My Lords, may I follow up my previous question, because I regard this as an extremely important matter? Is it not true, according to Press reports—I cannot vouch for the authenticity of Press reports, but we rely on them to a large extent—that members of Her Majesty's forces intervened to prevent these homeless Catholics from occupying the vacant houses which were formerly occupied by a Protestant section of the community? And is it not also the case, according to Press reports, that the U.D.A. having decided that if these houses were occupied they would intervene, the soldiers were compelled to take the kind of action that they in fact took?


My Lords, the situation was this. I know that this is right, but I am not quite sure what happened afterwards. Basically, the idea was to fill the vacant houses in Horn Drive, which is within the Protestant area in this estate, with Protestant families who are at present living in Catholic areas elsewhere in Belfast. This would have released houses for the displaced Catholic families at present living on the Suffolk Estate. Agreement had been sought on this basis but it was impossible to reach agreement because of the incidents that took place.


My Lords, will the noble Lord convey to his right honourable friend Mr. Whitelaw, the Secretary of State, the admiration for him, and the confidence in him, of all the people of Britain? May not the time come when the Prime Minister of Eire and the Members of Stormont all want peace, and may come together with Mr. Whitelaw to bring to Northern Ireland what everybody in this country, and what the vast majority of the people of Ireland, want?


My Lords, I most devoutly hope so, and I will certainly convey what the noble Lord has said to my right honourable friend, who will value it greatly as having come from the noble Lord.


My Lords, as a solitary Cross-Bencher, may I comment that in my judgment the noble Lord, the Leader of the Opposition, and the noble Lord, Lord Byers, spoke with the voice of all men of humanity and compassion at this juncture?


My Lords, is the noble Lord, Lord Carrington, aware of the depth of regret which all of us must feel at this development? Will he bear in mind the fact that there has been recent evidence in the Catholic areas, both of Londonderry and Belfast, that a very large proportion of the people are against any continuation of violence and want peace? Is he aware that if one could appeal to them the result would be to demonstrate and determine overwhelmingly the view that this truce shall not be broken by the Provisional I.R.A.? Could there possibly have been a worse occasion for the breaking of the truce, when at last there was an opportunity to move forward to the ending of internment, of the Special Powers Act and of the Bill of Rights, as was indicated by the Minister in another place last week?


My Lords, I am sure that all your Lordships will share the views which have been expressed by the noble Lord, Lord Brockway. Indeed, when I said earlier that I hoped that there would be second thoughts, my hope certainly was that the vast majority of the Roman Catholics who live in these estates do not want violence and may bring pressure to bear on the Provisional I.R.A.—and that they, too, may think again and we may have a resumption of the truce.

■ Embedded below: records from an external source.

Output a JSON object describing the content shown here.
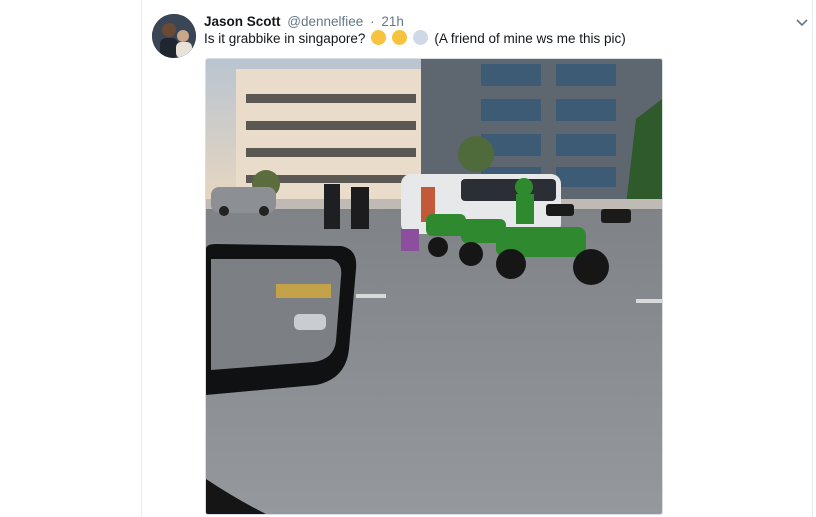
{
  "tweet": {
    "display_name": "Jason Scott",
    "handle": "@dennelfiee",
    "separator": "·",
    "timestamp": "21h",
    "text_before_emoji": "Is it grabbike in singapore?",
    "text_after_emoji": "(A friend of mine ws me this pic)",
    "emojis": [
      "thinking-face-icon",
      "flushed-face-icon",
      "screaming-face-icon"
    ]
  },
  "colors": {
    "name": "#14171a",
    "secondary": "#657786",
    "border": "#e6ecf0",
    "grab_green": "#2f8a2f"
  }
}
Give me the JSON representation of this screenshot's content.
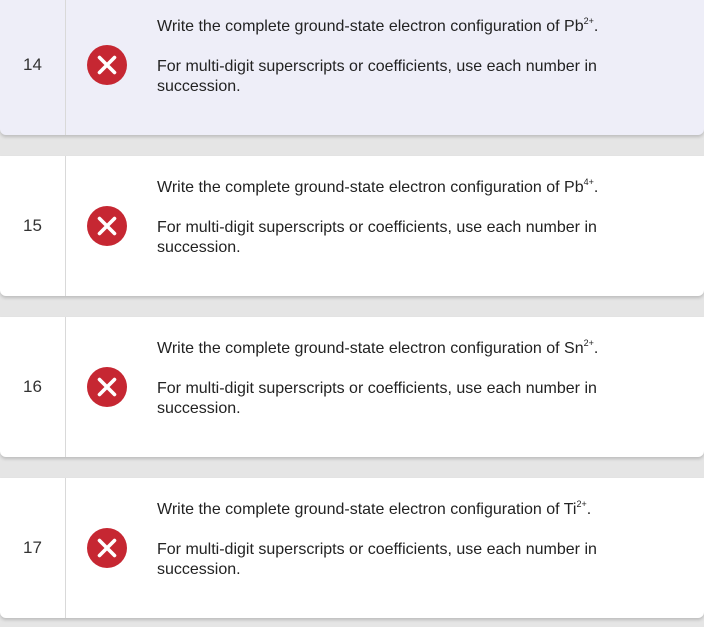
{
  "colors": {
    "incorrect_icon": "#c62732",
    "highlight_row": "#eeeef8",
    "page_background": "#e5e5e5"
  },
  "questions": [
    {
      "number": "14",
      "status_icon": "incorrect-x-icon",
      "prompt_prefix": "Write the complete ground-state electron configuration of Pb",
      "charge": "2+",
      "prompt_suffix": ".",
      "note": "For multi-digit superscripts or coefficients, use each number in succession."
    },
    {
      "number": "15",
      "status_icon": "incorrect-x-icon",
      "prompt_prefix": "Write the complete ground-state electron configuration of Pb",
      "charge": "4+",
      "prompt_suffix": ".",
      "note": "For multi-digit superscripts or coefficients, use each number in succession."
    },
    {
      "number": "16",
      "status_icon": "incorrect-x-icon",
      "prompt_prefix": "Write the complete ground-state electron configuration of Sn",
      "charge": "2+",
      "prompt_suffix": ".",
      "note": "For multi-digit superscripts or coefficients, use each number in succession."
    },
    {
      "number": "17",
      "status_icon": "incorrect-x-icon",
      "prompt_prefix": "Write the complete ground-state electron configuration of Ti",
      "charge": "2+",
      "prompt_suffix": ".",
      "note": "For multi-digit superscripts or coefficients, use each number in succession."
    }
  ]
}
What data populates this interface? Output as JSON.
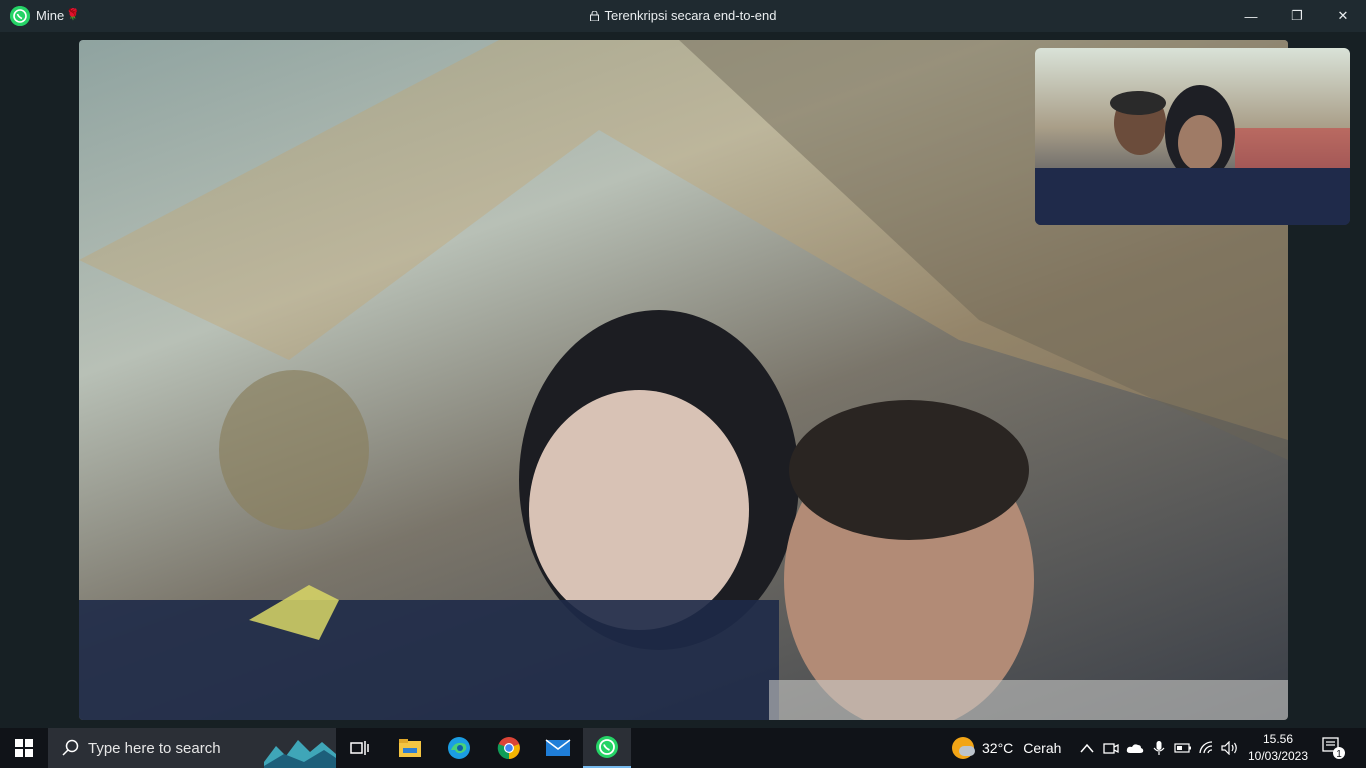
{
  "window": {
    "contact_name": "Mine",
    "contact_emoji": "🌹",
    "encryption_text": "Terenkripsi secara end-to-end",
    "controls": {
      "minimize": "—",
      "restore": "❐",
      "close": "✕"
    }
  },
  "call": {
    "main_video": "remote-video",
    "self_video": "self-preview"
  },
  "taskbar": {
    "search_placeholder": "Type here to search",
    "apps": [
      "task-view",
      "file-explorer",
      "edge",
      "chrome",
      "mail",
      "whatsapp"
    ],
    "weather_temp": "32°C",
    "weather_desc": "Cerah",
    "time": "15.56",
    "date": "10/03/2023",
    "notification_count": "1"
  },
  "colors": {
    "whatsapp_green": "#25d366",
    "titlebar": "#1f2a30",
    "taskbar": "#101318"
  }
}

My Lords, can the noble Lord say whether the Advisory Council established by his right honourable friend has met and, if so, what advice they have tendered? Is there any reason to believe that the co-operation of elements which hitherto had refused to cooperate in community activities but had undertaken to co-operate will not still be forthcoming in their co-operation?


My Lords, I do not think I can answer either of those two questions, though I see no reason why it should not be so regarding the second. I cannot answer the first point because, as the noble Lord will appreciate, it is not for my Department. The Secretary of State arrived back from Northern Ireland only about three quarters of an hour ago and I have not had an opportunity to have a conversation with him. I must therefore apologise to the noble Lord for not being able to answer him.